Braxton’s request to end her future working relationship with WEtv comes after police confirmed they responded to a medical emergency July 16 at the downtown Los Angeles high rise that she calls home. She wrote about her career demands on the reality series being “excessive and unfair” in a recent social media post.
The R&B singer posted a lengthy message that she was grateful for her boyfriend David Adefeso who found her “lifeless” in her home. She did not provide details about her hospitalization.
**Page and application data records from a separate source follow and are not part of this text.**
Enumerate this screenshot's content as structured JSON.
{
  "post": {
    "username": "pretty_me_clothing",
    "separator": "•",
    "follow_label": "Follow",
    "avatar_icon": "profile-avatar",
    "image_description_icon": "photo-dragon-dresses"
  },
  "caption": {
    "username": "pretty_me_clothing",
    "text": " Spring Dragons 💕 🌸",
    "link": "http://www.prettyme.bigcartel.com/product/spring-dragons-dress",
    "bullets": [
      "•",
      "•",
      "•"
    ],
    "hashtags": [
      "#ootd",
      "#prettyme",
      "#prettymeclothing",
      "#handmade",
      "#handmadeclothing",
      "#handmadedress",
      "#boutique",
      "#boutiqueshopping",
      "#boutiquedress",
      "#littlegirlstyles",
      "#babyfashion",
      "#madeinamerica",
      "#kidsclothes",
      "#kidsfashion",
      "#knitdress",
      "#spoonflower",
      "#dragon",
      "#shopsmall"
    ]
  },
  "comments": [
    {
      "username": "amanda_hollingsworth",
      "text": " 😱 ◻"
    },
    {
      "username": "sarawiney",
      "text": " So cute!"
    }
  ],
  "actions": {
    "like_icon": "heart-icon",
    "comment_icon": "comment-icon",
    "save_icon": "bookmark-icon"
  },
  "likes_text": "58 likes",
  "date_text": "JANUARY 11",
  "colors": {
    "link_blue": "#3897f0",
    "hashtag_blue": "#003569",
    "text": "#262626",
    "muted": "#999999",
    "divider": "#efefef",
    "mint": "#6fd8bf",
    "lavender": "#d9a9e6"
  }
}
A representative for Braxton had no comment on the matter.
Braxton made a splash in pop culture when she and her sisters, including Grammy-winning singer Toni Braxton, launched their reality series “Braxton Family Values” on Wetv in 2011. The series was an instant hit with Tamar Braxton, shining as the show’s breakout fan favorite.
The series helped propel her music career. She had the R&B hit “Love & War” soon after and even earned three Grammy nominations for her music, two for the song and one for the album of the same title.
The success led to a WEtv spinoff “Tamar & Vince” with her then husband-manager Vincent Herbert, a music executive who played a role in Lady Gaga’s career. She filed for divorce from Herbert in 2017. From 2013 to 2016, Tamar Braxton was one of the co-hosts of the daytime talk show “The Real,” earning two Daytime Emmy nominations alongside the other hosts for outstanding entertainment talk show host. She competed on “Dancing with the Stars” during her daytime TV stint.
Her 2015 album, “Calling All Lovers,” helped her nab a fourth Grammy nomination, and her last album was 2017’s “Bluebird of Happiness.” Her music has won her a BET Award and three Soul Train Music Awards.
She most recently appeared on VH1’s “To Catch a Beautician,” a series about hairstylists who wrecked their clients’ hair.